KUALA LUMPUR – The government’s decision not to sell PLUS Malaysia Bhd to Maju Holdings Sdn Bhd is the right move to avoid unnecessary financial problems in the future and prevent a bail-out.
As pointed out in a written reply to the Dewan Rakyat late last month, the decision to keep PLUS was due to the uncertainties and risks associated with the takeover bid.
Moreover, with the stroke of what is surely a definitive decision by the Finance Ministry, it ensured the continuity of dividends flowing down to 14.5 million contributors to the Employees Provident Fund (EPF).
This means there would be no disruption to the benefits they are reaping and to ensure contributors continue reaping dividends from EPF’s 49% equity in PLUS.
Besides EPF, the UEM Group owns a 51% equity in PLUS.
Doubts over the takeover’s financial capability were raised after Maju Holdings Executive Chairman Tan Sri Abu Sahid Mohamed made a whopping RM36 billion offer for the company to buy all PLUS highways.
The government, in arriving at its decision, must obviously have weighed the financials of such a massive deal and studied it closely.
And, financial analysts and bankers must have been in one mind when they looked at the numbers because the mathematics didn’t add up.
For instance, the proposal uses the assumption of two per cent as being the coupon rates for the bonds.

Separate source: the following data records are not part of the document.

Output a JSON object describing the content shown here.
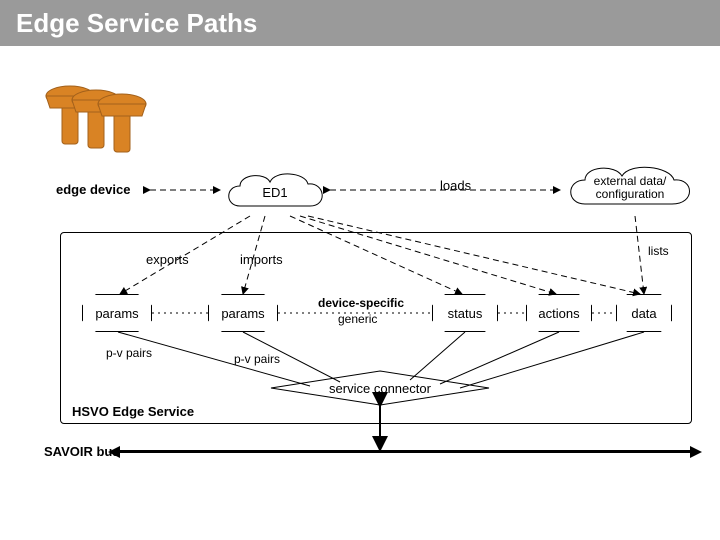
{
  "title": "Edge Service Paths",
  "labels": {
    "edge_device": "edge device",
    "loads": "loads",
    "exports": "exports",
    "imports": "imports",
    "device_specific": "device-specific",
    "generic": "generic",
    "pv_pairs_1": "p-v pairs",
    "pv_pairs_2": "p-v pairs",
    "lists": "lists",
    "hsvo": "HSVO Edge Service",
    "savoir": "SAVOIR bus"
  },
  "nodes": {
    "ed1": "ED1",
    "ext_data": "external data/\nconfiguration",
    "params1": "params",
    "params2": "params",
    "status": "status",
    "actions": "actions",
    "data": "data",
    "connector": "service connector"
  },
  "colors": {
    "title_bg": "#9a9a9a",
    "orange": "#d98324"
  }
}
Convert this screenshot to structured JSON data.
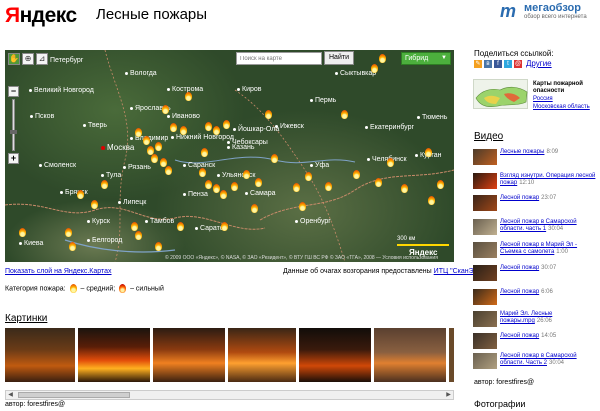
{
  "header": {
    "logo": "Яндекс",
    "logo_first_letter": "Я",
    "logo_rest": "ндекс",
    "title": "Лесные пожары",
    "brand_mark": "m",
    "brand_name": "мегаобзор",
    "brand_tagline": "обзор всего интернета"
  },
  "map": {
    "search_placeholder": "Поиск на карте",
    "find_button": "Найти",
    "layer": "Гибрид",
    "tools": [
      "hand-icon",
      "zoom-box-icon",
      "ruler-icon"
    ],
    "zoom_in": "+",
    "zoom_out": "−",
    "zoom_level": 0.6,
    "scale_label": "300 км",
    "map_logo": "Яндекс",
    "copyright": "© 2009 ООО «Яндекс», © NASA, © ЗАО «Резидент», © ВТУ ГШ ВС РФ © ЗАО «ТГА», 2008 — Условия использования",
    "cities": [
      {
        "name": "Петербург",
        "capital": false
      },
      {
        "name": "Вологда",
        "capital": false
      },
      {
        "name": "Великий Новгород",
        "capital": false
      },
      {
        "name": "Сыктывкар",
        "capital": false
      },
      {
        "name": "Кострома",
        "capital": false
      },
      {
        "name": "Киров",
        "capital": false
      },
      {
        "name": "Ярославль",
        "capital": false
      },
      {
        "name": "Пермь",
        "capital": false
      },
      {
        "name": "Псков",
        "capital": false
      },
      {
        "name": "Тверь",
        "capital": false
      },
      {
        "name": "Иваново",
        "capital": false
      },
      {
        "name": "Йошкар-Ола",
        "capital": false
      },
      {
        "name": "Ижевск",
        "capital": false
      },
      {
        "name": "Екатеринбург",
        "capital": false
      },
      {
        "name": "Тюмень",
        "capital": false
      },
      {
        "name": "Владимир",
        "capital": false
      },
      {
        "name": "Нижний Новгород",
        "capital": false
      },
      {
        "name": "Москва",
        "capital": true
      },
      {
        "name": "Чебоксары",
        "capital": false
      },
      {
        "name": "Казань",
        "capital": false
      },
      {
        "name": "Уфа",
        "capital": false
      },
      {
        "name": "Смоленск",
        "capital": false
      },
      {
        "name": "Рязань",
        "capital": false
      },
      {
        "name": "Челябинск",
        "capital": false
      },
      {
        "name": "Курган",
        "capital": false
      },
      {
        "name": "Тула",
        "capital": false
      },
      {
        "name": "Саранск",
        "capital": false
      },
      {
        "name": "Ульяновск",
        "capital": false
      },
      {
        "name": "Брянск",
        "capital": false
      },
      {
        "name": "Пенза",
        "capital": false
      },
      {
        "name": "Самара",
        "capital": false
      },
      {
        "name": "Липецк",
        "capital": false
      },
      {
        "name": "Курск",
        "capital": false
      },
      {
        "name": "Тамбов",
        "capital": false
      },
      {
        "name": "Оренбург",
        "capital": false
      },
      {
        "name": "Саратов",
        "capital": false
      },
      {
        "name": "Белгород",
        "capital": false
      },
      {
        "name": "Киева",
        "capital": false
      }
    ]
  },
  "below_map": {
    "show_layer_link": "Показать слой на Яндекс.Картах",
    "source_prefix": "Данные об очагах возгорания предоставлены ",
    "source_link": "ИТЦ \"СканЭкс\"",
    "legend_prefix": "Категория пожара: ",
    "legend_medium": "– средний;",
    "legend_strong": "– сильный"
  },
  "pictures": {
    "heading": "Картинки",
    "count": 7,
    "author": "автор: forestfires@"
  },
  "sidebar": {
    "share_label": "Поделиться ссылкой:",
    "share_icons": [
      "lj-icon",
      "vk-icon",
      "facebook-icon",
      "twitter-icon",
      "mail-icon"
    ],
    "share_other": "Другие",
    "map_card": {
      "title": "Карты пожарной опасности",
      "link1": "Россия",
      "link2": "Московская область"
    },
    "video_heading": "Видео",
    "videos": [
      {
        "title": "Лесные пожары",
        "duration": "8:09"
      },
      {
        "title": "Взгляд изнутри. Операция лесной пожар",
        "duration": "12:10"
      },
      {
        "title": "Лесной пожар",
        "duration": "23:07"
      },
      {
        "title": "Лесной пожар в Самарской области. часть 1",
        "duration": "30:04"
      },
      {
        "title": "Лесной пожар в Марий Эл - Съемка с самолета",
        "duration": "1:00"
      },
      {
        "title": "Лесной пожар",
        "duration": "30:07"
      },
      {
        "title": "Лесной пожар",
        "duration": "6:06"
      },
      {
        "title": "Марий Эл. Лесные пожары.mpg",
        "duration": "26:06"
      },
      {
        "title": "Лесной пожар",
        "duration": "14:05"
      },
      {
        "title": "Лесной пожар в Самарской области. Часть 2",
        "duration": "30:04"
      }
    ],
    "author": "автор: forestfires@",
    "photos_heading": "Фотографии"
  },
  "colors": {
    "link": "#0000cc",
    "logo_red": "#ff0000",
    "map_layer_green": "#4caf3d",
    "fire_orange": "#ff8c00"
  }
}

However, only Khazanah Nasional Bhd and UEM can use a two per cent rate because nobody except UEM and Khazanah would get a triple A rating like they have now.
Any individual person or private company would definitely get a lower rating of AAB or ABB, which means double the interest payment for the bonds.

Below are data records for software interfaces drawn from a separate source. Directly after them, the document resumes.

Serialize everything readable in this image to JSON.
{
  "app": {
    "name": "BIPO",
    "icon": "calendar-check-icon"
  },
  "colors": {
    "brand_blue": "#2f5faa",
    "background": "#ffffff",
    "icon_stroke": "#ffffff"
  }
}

The bonds would have to be re-rated and they would have to pay more.
So, a back of the envelop calculation also shows that Maju’s proposal to freeze toll rates is untenable.

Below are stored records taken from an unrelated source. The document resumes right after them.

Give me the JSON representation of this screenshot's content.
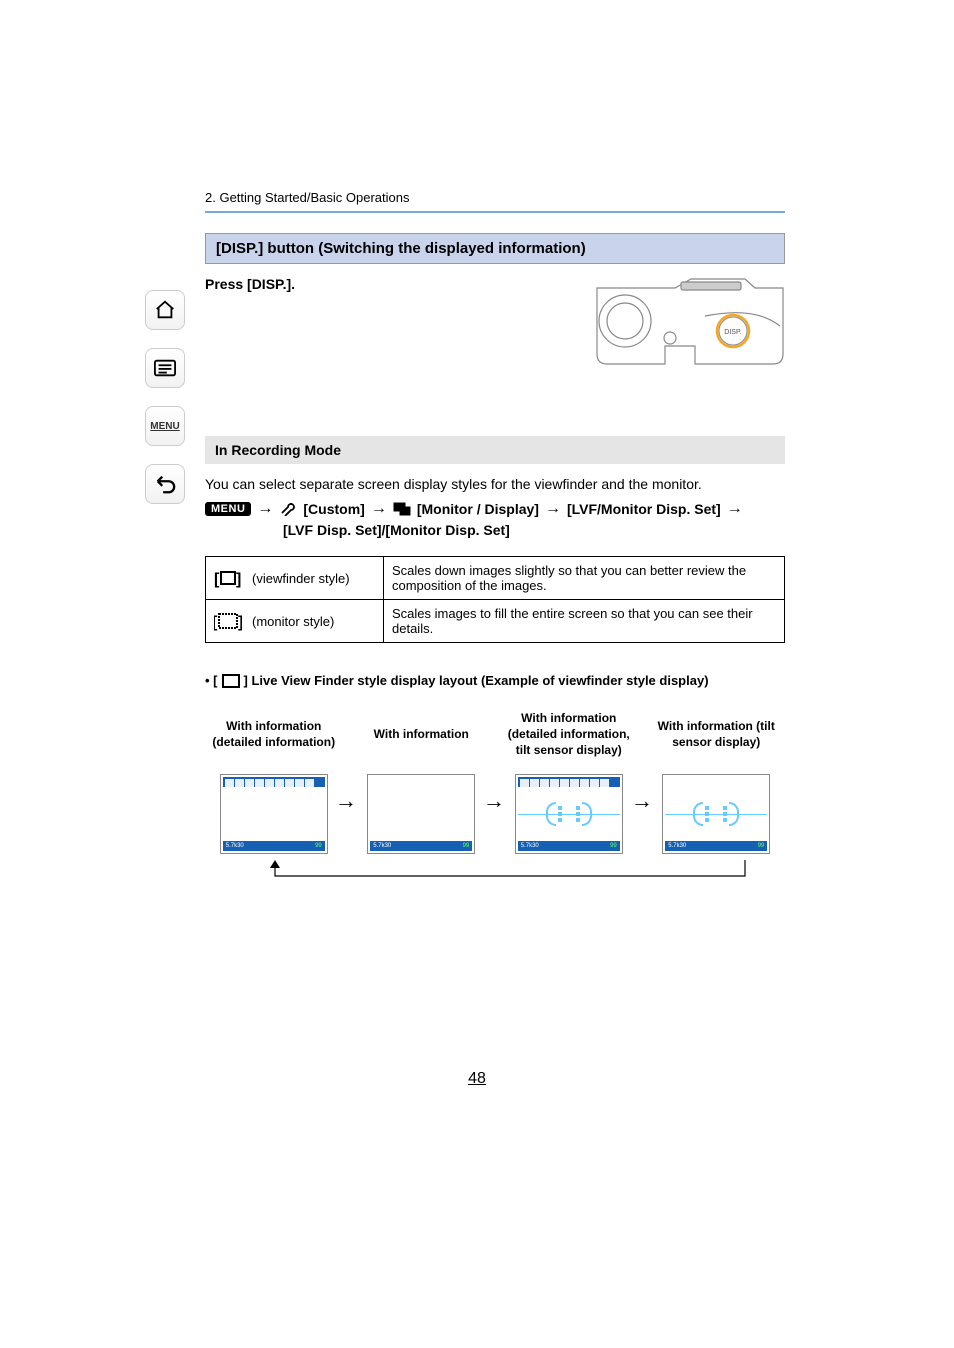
{
  "breadcrumb": "2. Getting Started/Basic Operations",
  "section_title": "[DISP.] button (Switching the displayed information)",
  "press_text": "Press [DISP.].",
  "disp_button_label": "DISP.",
  "subsection_title": "In Recording Mode",
  "intro_text": "You can select separate screen display styles for the viewfinder and the monitor.",
  "menu_path": {
    "menu_chip": "MENU",
    "arrow": "→",
    "custom": "[Custom]",
    "monitor_display": "[Monitor / Display]",
    "lvf_monitor": "[LVF/Monitor Disp. Set]",
    "line2": "[LVF Disp. Set]/[Monitor Disp. Set]"
  },
  "styles_table": {
    "row1": {
      "label": "(viewfinder style)",
      "desc": "Scales down images slightly so that you can better review the composition of the images."
    },
    "row2": {
      "label": "(monitor style)",
      "desc": "Scales images to fill the entire screen so that you can see their details."
    }
  },
  "bullet_prefix": "• [",
  "bullet_text": "] Live View Finder style display layout (Example of viewfinder style display)",
  "modes": {
    "col1": "With information (detailed information)",
    "col2": "With information",
    "col3": "With information (detailed information, tilt sensor display)",
    "col4": "With information (tilt sensor display)"
  },
  "thumb_bottom": {
    "left_a": "",
    "left_b": "5.7k30",
    "right_a": "",
    "right_b": "99"
  },
  "sidebar": {
    "home": "home-icon",
    "toc": "toc-icon",
    "menu": "MENU",
    "back": "back-icon"
  },
  "page_number": "48"
}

Therefore, the government was right in arriving at the decision in safeguarding the interest of the public and EPF contributors.
The Finance Ministry was right in demanding that any PLUS takeover must be supported by clear and strong financial sources so that it could continue operating despite economic shocks or volatility in foreign exchange.
“This is important, so the government would not have to bail out PLUS if any untoward incident happens,” the ministry had said in a written reply to Hee Loy Sian (PKR-Petaling Jaya Selatan), who enquired about the decision following Maju Holdings’ RM36 billion offer to acquire all PLUS highways.
“Due to risks and uncertainty in this matter, the government has no plans to let go of PLUS’ stake to Maju Holdings,” it said.
Understandably, the government does not want to bail out someone down the road, which clearly has shut the door o any intended acquisition of PLUS.